A champion is defined by the way he wins and the road he took to get there. For almost every championship team, the regular season is the best tool to shape them into the champion they will soon become.
It provides defining moments and heart breaks. Whether it's good times or bad, the regular season will always shape a team towards it's destiny or it's failure.
This is the case for the 2009-2010 Minnesota Vikings, a young, speedy, talented squad ready to prove it has the team of a champion.
With poor play from the position, the Minnesota Vikings have never been able to jump the hurdle and win a Super Bowl. In it's proud history, the Purple has never won "the big one," appearing in four, only to be sent home empty handed.
However, many use the excuse of poor QB play to cover up for the other factor that comes into play every year once regular season starts.
The regular season is the biggest hurdle in a team's road to the Super Bowl. If a team plays dreadfully during the regular season, then they are obviously not heading to the playoffs.
The Minnesota Vikings would love to win their first Super Bowl in franchise history, but in order to do that they must survive one of NFL's most toughest divisions, the NFC North, and survive its regular season.
In a tough, "Black and Blue" division like the NFC North; that's easier said then done.
The Vikings' divisional opponents have been strengthening their teams; the biggest increase was with the Chicago Bears' blockbuster trade for former Denver Bronco quarterback Jay Cutler, seeking its first franchise QB since the days of Jim McMahon.
The Minnesota Vikings open the regular season on the road for two games, facing a Cleavland Browns team under the new direction of head coach Eric Mangini and then face one of three division opponents, the Detroit Lions. The Lions are struggling to rebuild and trying to shed themselves from the last years historic 0-16 season.
However, it's not these games other then the fact that they are road games that raises concern.

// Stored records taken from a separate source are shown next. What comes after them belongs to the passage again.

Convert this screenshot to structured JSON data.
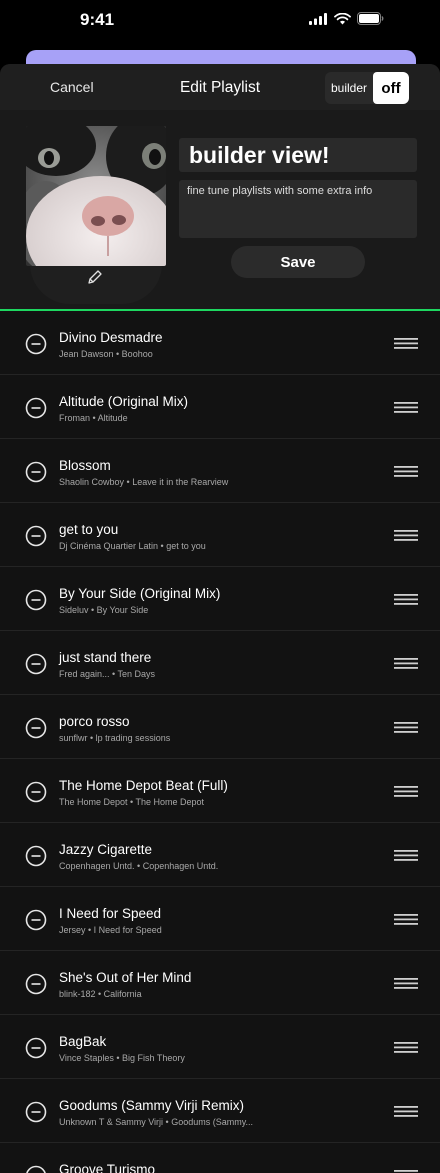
{
  "status_bar": {
    "time": "9:41"
  },
  "nav": {
    "cancel_label": "Cancel",
    "title": "Edit Playlist",
    "toggle_label": "builder",
    "toggle_state": "off"
  },
  "playlist": {
    "name": "builder view!",
    "description": "fine tune playlists with some extra info",
    "save_label": "Save"
  },
  "colors": {
    "accent": "#1ed760",
    "sheet_peek": "#a7a1f7",
    "background": "#121212"
  },
  "tracks": [
    {
      "title": "Divino Desmadre",
      "subtitle": "Jean Dawson • Boohoo"
    },
    {
      "title": "Altitude (Original Mix)",
      "subtitle": "Froman • Altitude"
    },
    {
      "title": "Blossom",
      "subtitle": "Shaolin Cowboy • Leave it in the Rearview"
    },
    {
      "title": "get to you",
      "subtitle": "Dj Cinéma Quartier Latin • get to you"
    },
    {
      "title": "By Your Side (Original Mix)",
      "subtitle": "Sideluv • By Your Side"
    },
    {
      "title": "just stand there",
      "subtitle": "Fred again... • Ten Days"
    },
    {
      "title": "porco rosso",
      "subtitle": "sunflwr • lp trading sessions"
    },
    {
      "title": "The Home Depot Beat (Full)",
      "subtitle": "The Home Depot • The Home Depot"
    },
    {
      "title": "Jazzy Cigarette",
      "subtitle": "Copenhagen Untd. • Copenhagen Untd."
    },
    {
      "title": "I Need for Speed",
      "subtitle": "Jersey • I Need for Speed"
    },
    {
      "title": "She's Out of Her Mind",
      "subtitle": "blink-182 • California"
    },
    {
      "title": "BagBak",
      "subtitle": "Vince Staples • Big Fish Theory"
    },
    {
      "title": "Goodums (Sammy Virji Remix)",
      "subtitle": "Unknown T & Sammy Virji • Goodums (Sammy..."
    },
    {
      "title": "Groove Turismo",
      "subtitle": ""
    }
  ]
}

It had matchups against last year's Super Bowl Champion Pittsburgh Steelers, and a surprising 2008 Baltimore Ravens' squad. These two games pit the Vikings up against two of the NFL's and the AFC North's toughest defenses.
Both teams were capable of causing havoc for opposing quarterbacks and forcing turnovers. They're littered with talent from names like Troy Polamalu, Ed Reed, and Ray Lewis to James Farrior and Terrel Suggs.
The Vikings will also have to play a offensive threat in the Carolina Panthers in Carolina as well as the Cincinnati Bengals, while trying to cover star Wide Receivers Steve Smith of the Panthers and Chad Johnson, a.k.a. Ocho Cinco of the Bengals.
The biggest test of all will come from annual meetings with division rivals the Green Bay Packers and the Chicago Bears. They're already expected to battle Chicago for the NFC North title.
If this is the case, the Vikings' season and playoff hopes may rest on a Dec. 28 Monday night matchup against the Chicago Bears at Soldier Field, a battle for more than an NFC North title; it's a shot at a Super Bowl title.
If the Minnesota Vikings' 2009-2010 season is to be a successful one, it will start with their schedule, ranked as one of the easier schedules in the NFL.
Matchups against the AFC North and the NFC West will prove more important then ever. And any chance at playoffs will first and for most start with success against NFC North rivals home and away.